* **Assignment**
The answer must consist of every line in the data below that holds the word "запуски".

*** Dataset extract Section Begins ***

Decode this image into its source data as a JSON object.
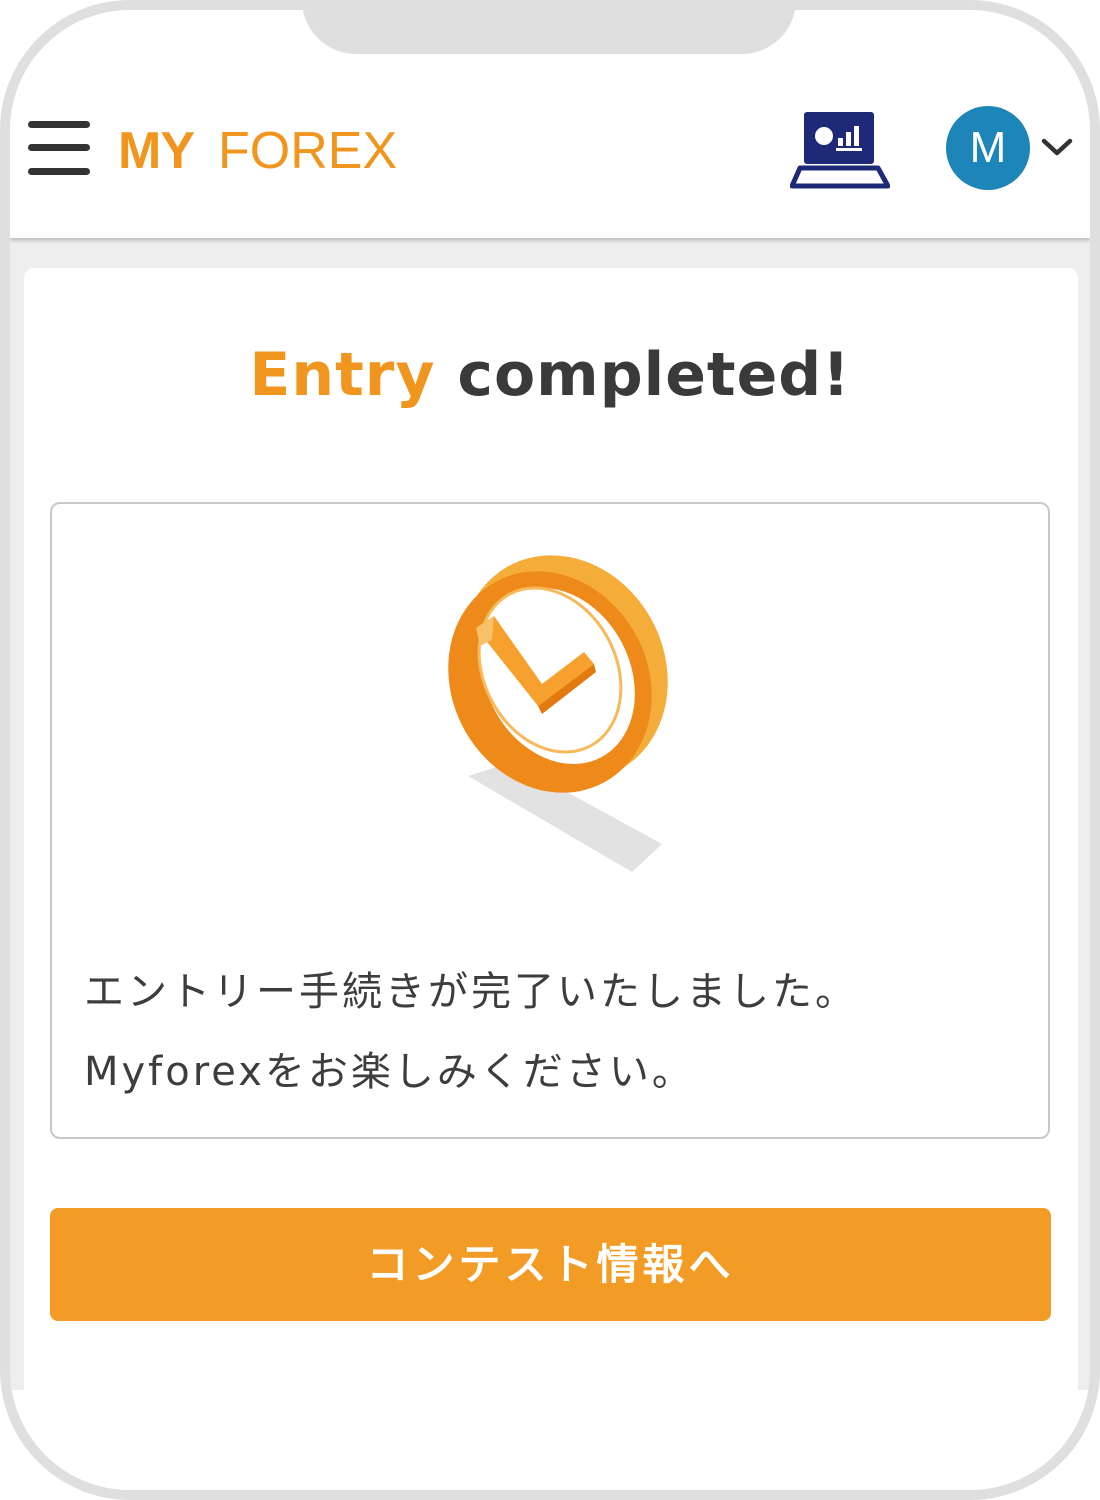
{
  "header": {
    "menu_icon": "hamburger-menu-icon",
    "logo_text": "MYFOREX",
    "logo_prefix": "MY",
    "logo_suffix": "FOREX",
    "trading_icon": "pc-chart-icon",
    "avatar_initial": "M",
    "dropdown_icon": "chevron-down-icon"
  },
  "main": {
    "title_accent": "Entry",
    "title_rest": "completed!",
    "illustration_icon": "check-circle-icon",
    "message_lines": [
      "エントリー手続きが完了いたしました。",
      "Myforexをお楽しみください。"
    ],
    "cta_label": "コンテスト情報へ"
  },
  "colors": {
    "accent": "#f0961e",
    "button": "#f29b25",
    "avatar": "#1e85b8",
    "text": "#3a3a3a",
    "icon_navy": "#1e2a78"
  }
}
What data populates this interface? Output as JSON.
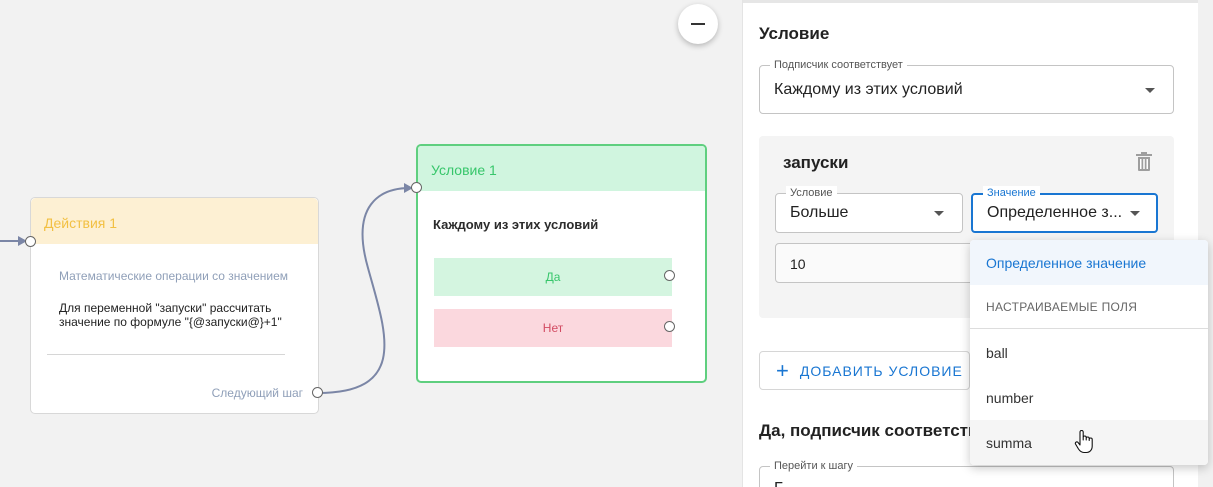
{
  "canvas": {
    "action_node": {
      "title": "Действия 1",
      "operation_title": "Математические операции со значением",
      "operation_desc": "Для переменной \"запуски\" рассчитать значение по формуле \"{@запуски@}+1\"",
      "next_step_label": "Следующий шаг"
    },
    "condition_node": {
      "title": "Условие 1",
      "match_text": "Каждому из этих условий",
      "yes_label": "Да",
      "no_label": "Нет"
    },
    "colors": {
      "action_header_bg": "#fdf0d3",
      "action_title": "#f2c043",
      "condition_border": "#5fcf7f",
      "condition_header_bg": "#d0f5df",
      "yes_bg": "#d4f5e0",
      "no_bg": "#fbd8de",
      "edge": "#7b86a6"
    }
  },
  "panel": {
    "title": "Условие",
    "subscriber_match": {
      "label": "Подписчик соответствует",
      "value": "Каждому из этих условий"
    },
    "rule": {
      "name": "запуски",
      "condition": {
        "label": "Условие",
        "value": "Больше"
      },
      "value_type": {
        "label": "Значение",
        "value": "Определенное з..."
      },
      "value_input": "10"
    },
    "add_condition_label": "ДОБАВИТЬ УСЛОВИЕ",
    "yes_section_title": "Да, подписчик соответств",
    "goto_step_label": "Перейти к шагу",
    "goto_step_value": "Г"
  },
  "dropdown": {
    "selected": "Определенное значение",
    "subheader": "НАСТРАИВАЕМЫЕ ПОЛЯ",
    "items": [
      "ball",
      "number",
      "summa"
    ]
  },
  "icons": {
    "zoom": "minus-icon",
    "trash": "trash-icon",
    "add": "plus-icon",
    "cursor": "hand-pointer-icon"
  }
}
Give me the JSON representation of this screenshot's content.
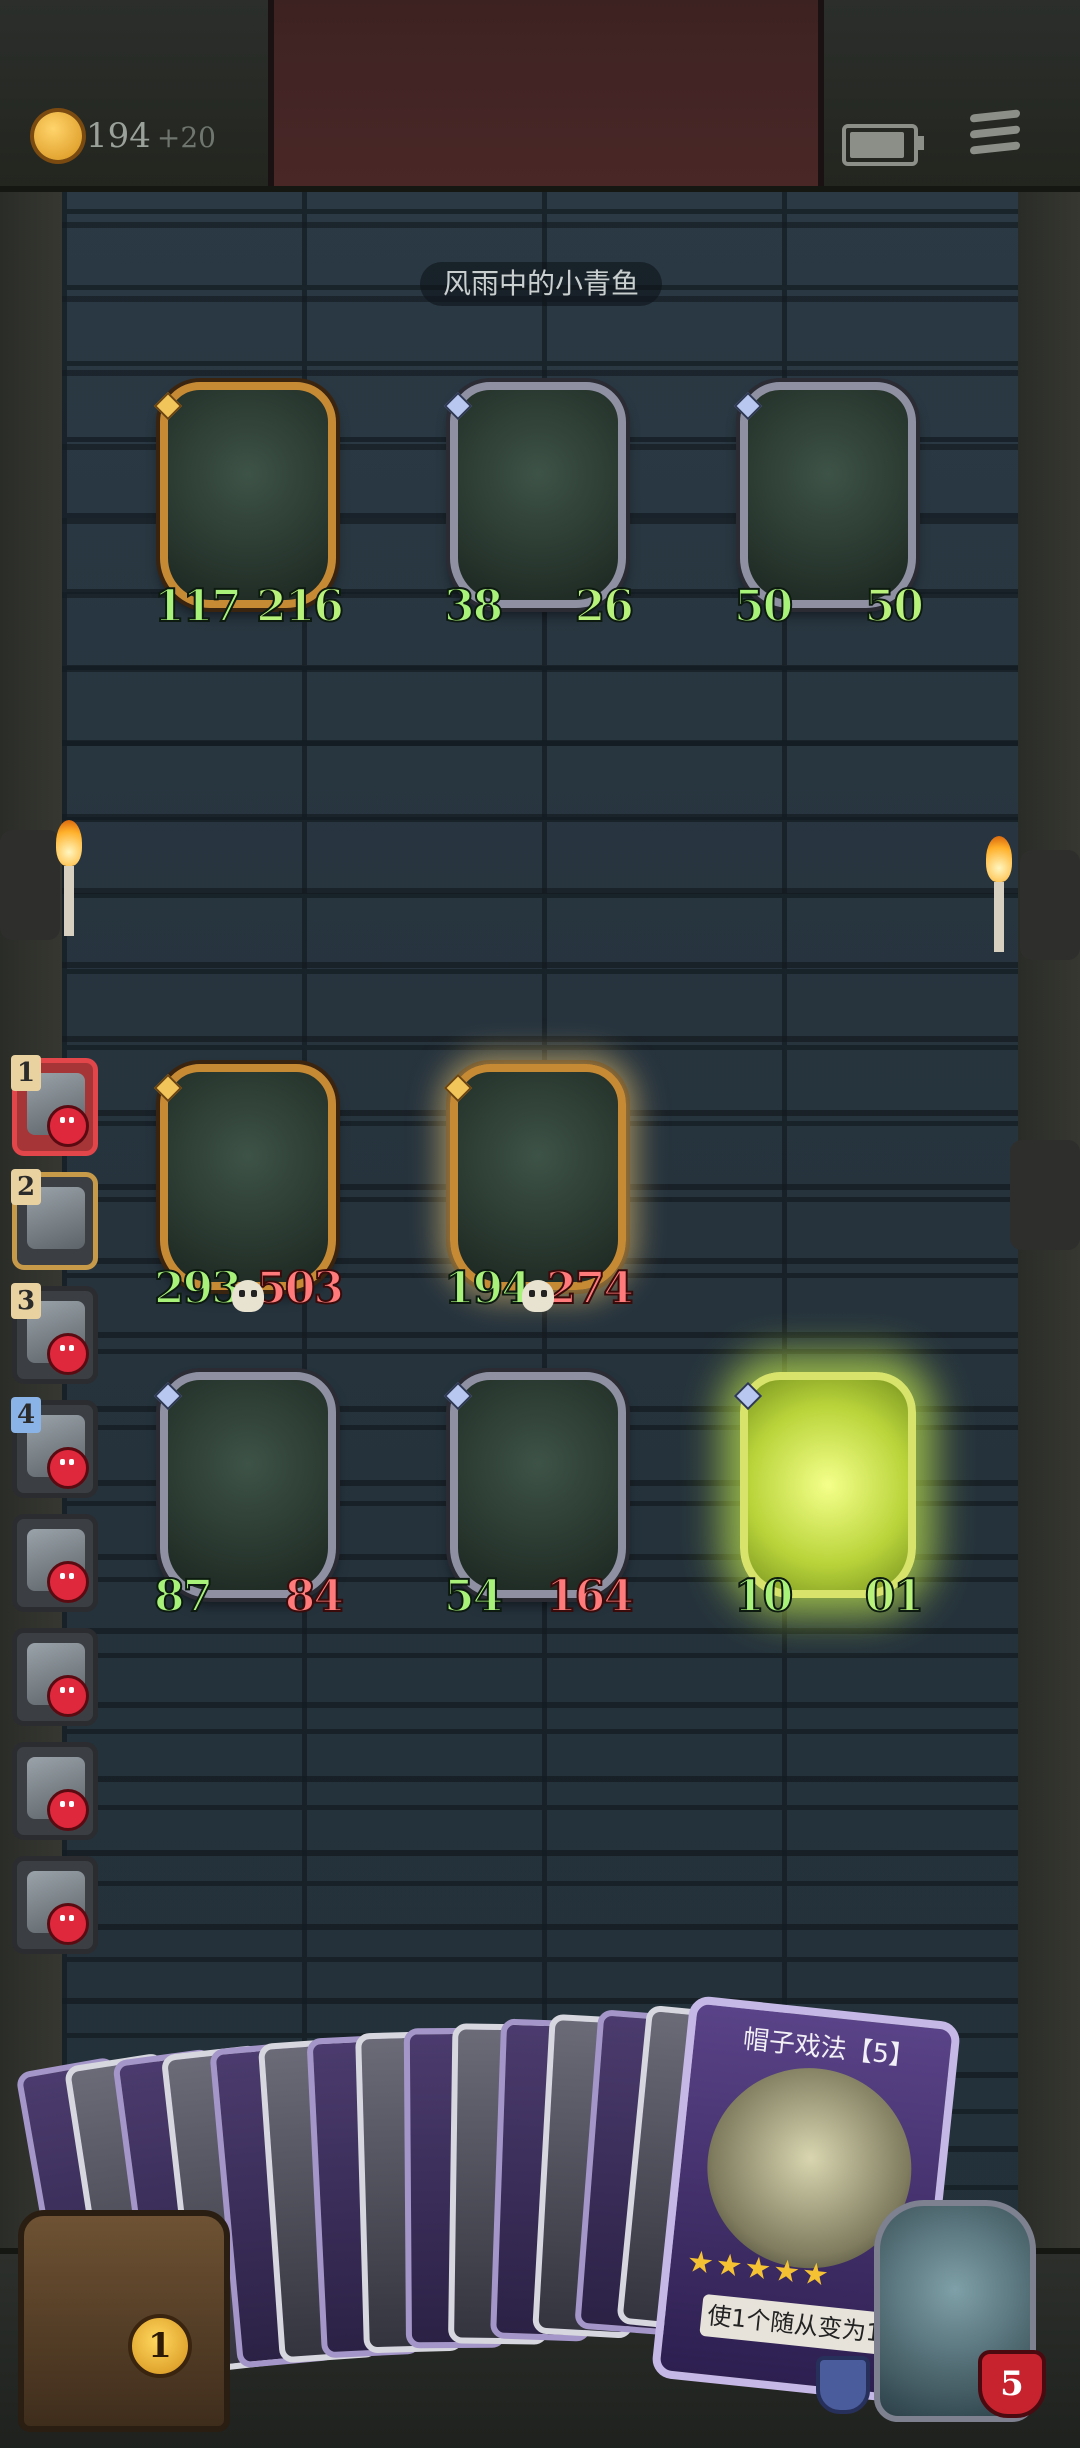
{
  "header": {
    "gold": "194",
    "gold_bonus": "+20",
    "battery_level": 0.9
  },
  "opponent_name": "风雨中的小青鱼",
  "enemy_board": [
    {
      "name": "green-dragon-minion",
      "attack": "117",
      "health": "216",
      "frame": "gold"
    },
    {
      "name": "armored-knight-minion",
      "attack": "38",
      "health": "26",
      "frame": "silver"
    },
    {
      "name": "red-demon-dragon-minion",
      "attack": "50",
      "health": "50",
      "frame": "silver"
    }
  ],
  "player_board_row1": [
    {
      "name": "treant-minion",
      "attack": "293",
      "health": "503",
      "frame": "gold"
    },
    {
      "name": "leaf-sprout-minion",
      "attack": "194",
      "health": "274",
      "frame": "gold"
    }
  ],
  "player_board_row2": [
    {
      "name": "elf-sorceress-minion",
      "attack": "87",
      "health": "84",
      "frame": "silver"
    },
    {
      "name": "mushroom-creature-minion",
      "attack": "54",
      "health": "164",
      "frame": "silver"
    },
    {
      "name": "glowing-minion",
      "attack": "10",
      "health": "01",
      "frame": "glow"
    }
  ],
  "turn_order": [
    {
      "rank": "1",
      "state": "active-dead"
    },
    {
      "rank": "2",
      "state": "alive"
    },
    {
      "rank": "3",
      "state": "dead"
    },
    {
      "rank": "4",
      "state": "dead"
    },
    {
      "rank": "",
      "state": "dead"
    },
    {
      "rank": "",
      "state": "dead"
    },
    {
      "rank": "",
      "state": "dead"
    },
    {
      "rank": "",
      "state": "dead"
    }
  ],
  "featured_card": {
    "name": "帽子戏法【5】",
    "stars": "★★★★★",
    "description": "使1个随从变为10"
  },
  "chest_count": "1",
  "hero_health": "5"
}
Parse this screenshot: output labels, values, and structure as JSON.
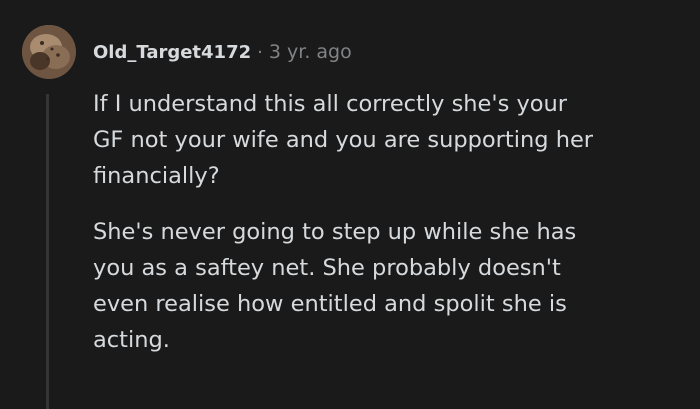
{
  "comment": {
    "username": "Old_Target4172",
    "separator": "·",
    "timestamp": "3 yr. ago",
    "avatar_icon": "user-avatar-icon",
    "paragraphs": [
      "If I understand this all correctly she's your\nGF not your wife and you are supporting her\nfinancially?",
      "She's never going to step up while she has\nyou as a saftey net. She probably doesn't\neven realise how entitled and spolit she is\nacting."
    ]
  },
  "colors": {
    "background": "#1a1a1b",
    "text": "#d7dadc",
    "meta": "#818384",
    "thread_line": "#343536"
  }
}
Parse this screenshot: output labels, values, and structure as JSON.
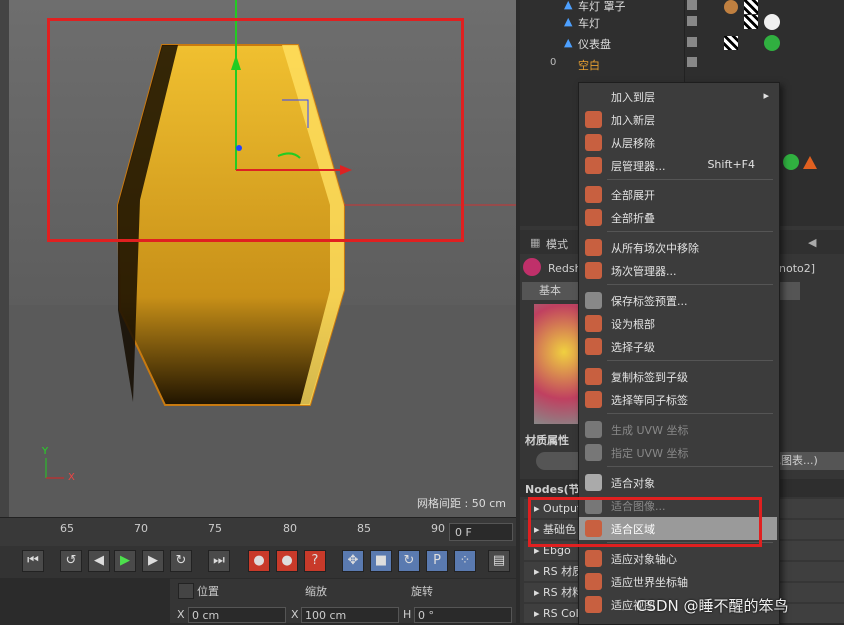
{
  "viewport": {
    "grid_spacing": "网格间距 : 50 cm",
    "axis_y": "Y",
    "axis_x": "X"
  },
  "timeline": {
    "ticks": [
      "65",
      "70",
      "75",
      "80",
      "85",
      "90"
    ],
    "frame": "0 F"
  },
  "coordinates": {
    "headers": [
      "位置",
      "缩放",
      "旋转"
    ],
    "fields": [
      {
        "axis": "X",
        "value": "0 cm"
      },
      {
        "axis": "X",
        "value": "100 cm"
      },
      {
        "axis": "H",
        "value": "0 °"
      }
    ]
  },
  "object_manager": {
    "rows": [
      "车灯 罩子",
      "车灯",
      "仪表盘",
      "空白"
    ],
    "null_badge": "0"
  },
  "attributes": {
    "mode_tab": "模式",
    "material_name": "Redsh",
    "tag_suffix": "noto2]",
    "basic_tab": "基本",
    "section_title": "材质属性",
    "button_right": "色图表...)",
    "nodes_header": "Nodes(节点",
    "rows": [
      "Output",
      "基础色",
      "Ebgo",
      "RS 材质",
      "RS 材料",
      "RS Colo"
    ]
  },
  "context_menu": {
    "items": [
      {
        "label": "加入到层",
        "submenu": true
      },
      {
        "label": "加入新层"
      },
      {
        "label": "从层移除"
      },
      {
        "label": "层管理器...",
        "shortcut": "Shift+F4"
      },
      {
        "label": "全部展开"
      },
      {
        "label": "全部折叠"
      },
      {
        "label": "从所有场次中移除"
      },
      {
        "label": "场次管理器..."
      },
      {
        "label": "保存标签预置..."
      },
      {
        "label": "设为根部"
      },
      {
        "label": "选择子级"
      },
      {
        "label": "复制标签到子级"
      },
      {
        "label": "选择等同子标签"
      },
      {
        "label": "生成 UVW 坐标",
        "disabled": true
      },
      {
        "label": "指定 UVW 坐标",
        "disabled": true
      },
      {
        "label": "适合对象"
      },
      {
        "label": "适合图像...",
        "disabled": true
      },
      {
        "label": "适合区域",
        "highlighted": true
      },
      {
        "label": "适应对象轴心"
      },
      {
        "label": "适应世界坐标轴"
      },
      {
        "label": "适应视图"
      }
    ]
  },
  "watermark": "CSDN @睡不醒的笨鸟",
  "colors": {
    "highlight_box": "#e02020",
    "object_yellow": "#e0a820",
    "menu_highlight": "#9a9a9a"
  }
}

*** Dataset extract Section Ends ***

* **Problem solution**
      "operation_desc": "Для переменной \"запуски\" рассчитать значение по формуле \"{@запуски@}+1\"",
      "name": "запуски",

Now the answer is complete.